**Task to carry out:** Among the lines below, some may hold the word "shortcut"; state how many do, giving only the number.

**Stored dataset items:**
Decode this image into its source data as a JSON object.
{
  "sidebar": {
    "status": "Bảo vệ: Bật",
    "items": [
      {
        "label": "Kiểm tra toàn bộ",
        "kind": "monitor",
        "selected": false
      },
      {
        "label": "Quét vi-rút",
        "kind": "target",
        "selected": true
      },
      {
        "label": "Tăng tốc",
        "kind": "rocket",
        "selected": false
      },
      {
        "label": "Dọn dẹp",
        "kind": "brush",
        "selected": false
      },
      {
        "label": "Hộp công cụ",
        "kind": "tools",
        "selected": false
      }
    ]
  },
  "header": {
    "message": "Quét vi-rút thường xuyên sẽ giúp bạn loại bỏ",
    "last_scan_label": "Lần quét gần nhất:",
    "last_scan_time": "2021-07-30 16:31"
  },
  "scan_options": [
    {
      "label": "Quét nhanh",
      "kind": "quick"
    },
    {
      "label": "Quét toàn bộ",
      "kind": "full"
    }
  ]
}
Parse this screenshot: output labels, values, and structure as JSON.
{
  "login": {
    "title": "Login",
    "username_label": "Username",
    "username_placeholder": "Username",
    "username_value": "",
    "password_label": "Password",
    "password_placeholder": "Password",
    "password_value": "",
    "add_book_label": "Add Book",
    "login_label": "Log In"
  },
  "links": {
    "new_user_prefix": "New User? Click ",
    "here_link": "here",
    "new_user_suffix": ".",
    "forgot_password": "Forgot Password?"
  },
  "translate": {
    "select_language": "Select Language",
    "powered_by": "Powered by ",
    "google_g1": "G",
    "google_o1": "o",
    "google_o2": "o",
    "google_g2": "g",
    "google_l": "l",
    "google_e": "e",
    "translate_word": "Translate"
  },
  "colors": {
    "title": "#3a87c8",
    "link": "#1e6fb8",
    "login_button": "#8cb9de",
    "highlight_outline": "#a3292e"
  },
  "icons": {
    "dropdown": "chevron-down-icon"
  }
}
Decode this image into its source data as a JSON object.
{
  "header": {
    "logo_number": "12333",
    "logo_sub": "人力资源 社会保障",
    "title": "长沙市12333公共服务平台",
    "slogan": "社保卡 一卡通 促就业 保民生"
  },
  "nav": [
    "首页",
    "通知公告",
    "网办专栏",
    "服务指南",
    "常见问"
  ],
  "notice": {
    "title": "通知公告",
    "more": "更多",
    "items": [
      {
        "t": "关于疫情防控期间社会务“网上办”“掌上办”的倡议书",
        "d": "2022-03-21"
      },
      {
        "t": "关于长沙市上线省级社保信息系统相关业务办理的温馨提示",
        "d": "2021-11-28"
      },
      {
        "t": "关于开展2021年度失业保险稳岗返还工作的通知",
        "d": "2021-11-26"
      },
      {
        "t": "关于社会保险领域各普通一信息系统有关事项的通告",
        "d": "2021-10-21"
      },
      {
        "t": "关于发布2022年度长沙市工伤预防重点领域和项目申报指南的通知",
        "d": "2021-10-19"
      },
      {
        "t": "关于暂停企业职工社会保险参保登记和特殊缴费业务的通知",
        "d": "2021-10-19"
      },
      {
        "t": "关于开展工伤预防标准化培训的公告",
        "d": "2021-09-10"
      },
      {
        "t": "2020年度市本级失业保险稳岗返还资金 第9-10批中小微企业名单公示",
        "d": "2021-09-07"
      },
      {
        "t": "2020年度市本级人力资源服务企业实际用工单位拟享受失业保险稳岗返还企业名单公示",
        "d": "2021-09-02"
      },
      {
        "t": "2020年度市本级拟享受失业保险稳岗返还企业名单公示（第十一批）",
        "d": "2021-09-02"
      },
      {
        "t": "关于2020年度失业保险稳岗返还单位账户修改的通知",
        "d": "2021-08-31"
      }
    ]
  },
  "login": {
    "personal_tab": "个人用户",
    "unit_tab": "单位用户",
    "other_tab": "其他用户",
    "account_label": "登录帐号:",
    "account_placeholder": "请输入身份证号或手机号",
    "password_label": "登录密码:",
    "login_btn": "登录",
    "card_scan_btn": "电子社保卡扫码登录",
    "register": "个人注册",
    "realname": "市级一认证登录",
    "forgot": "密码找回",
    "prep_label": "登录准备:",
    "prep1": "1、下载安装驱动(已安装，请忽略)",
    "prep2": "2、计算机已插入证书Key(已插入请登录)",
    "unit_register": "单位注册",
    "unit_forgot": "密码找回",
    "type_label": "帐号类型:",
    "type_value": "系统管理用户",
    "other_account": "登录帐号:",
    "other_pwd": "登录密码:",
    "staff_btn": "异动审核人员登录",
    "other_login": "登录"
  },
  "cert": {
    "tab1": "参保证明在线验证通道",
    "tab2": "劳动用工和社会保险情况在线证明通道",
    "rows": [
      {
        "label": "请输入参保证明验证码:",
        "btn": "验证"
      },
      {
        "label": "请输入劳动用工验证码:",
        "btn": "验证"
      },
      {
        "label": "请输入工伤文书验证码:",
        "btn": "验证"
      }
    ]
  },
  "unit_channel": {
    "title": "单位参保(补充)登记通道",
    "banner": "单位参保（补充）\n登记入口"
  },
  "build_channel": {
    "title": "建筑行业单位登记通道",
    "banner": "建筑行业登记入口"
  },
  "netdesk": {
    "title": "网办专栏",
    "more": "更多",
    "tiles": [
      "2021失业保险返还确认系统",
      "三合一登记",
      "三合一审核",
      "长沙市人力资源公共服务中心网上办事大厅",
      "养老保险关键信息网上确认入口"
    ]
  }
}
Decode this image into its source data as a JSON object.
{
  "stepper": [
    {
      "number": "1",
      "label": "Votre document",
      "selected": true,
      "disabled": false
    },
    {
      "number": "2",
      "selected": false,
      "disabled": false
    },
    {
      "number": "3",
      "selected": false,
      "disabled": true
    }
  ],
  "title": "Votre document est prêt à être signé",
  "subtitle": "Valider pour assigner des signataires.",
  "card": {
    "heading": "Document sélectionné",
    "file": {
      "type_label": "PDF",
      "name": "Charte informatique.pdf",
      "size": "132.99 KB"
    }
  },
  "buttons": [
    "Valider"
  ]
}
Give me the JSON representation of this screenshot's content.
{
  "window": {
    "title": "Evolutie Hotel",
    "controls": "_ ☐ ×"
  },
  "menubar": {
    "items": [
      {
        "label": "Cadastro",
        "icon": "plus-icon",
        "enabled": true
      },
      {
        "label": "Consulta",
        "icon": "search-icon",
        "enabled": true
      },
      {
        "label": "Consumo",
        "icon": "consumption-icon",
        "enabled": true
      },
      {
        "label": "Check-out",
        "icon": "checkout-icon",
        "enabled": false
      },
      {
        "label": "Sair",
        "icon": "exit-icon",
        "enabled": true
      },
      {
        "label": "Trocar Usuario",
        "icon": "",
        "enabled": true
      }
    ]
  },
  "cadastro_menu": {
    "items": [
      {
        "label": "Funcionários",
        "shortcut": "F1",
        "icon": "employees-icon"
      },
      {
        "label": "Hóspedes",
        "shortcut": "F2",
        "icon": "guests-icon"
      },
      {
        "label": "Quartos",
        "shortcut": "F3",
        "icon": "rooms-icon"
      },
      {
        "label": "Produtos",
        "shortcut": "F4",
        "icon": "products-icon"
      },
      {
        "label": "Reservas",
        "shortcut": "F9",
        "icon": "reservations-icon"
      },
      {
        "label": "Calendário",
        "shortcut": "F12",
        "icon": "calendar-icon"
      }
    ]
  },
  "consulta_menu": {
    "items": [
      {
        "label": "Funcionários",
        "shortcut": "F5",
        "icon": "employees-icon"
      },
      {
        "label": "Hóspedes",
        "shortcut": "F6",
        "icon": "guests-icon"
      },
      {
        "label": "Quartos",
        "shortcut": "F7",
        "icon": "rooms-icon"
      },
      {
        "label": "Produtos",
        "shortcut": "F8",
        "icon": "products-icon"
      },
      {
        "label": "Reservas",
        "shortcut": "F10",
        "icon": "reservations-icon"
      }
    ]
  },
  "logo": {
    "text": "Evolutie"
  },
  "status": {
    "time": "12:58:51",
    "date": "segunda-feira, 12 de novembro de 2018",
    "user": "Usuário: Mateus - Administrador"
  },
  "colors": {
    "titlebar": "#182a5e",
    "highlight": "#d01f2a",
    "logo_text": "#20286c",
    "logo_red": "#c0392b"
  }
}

**Solution to the problem:** 11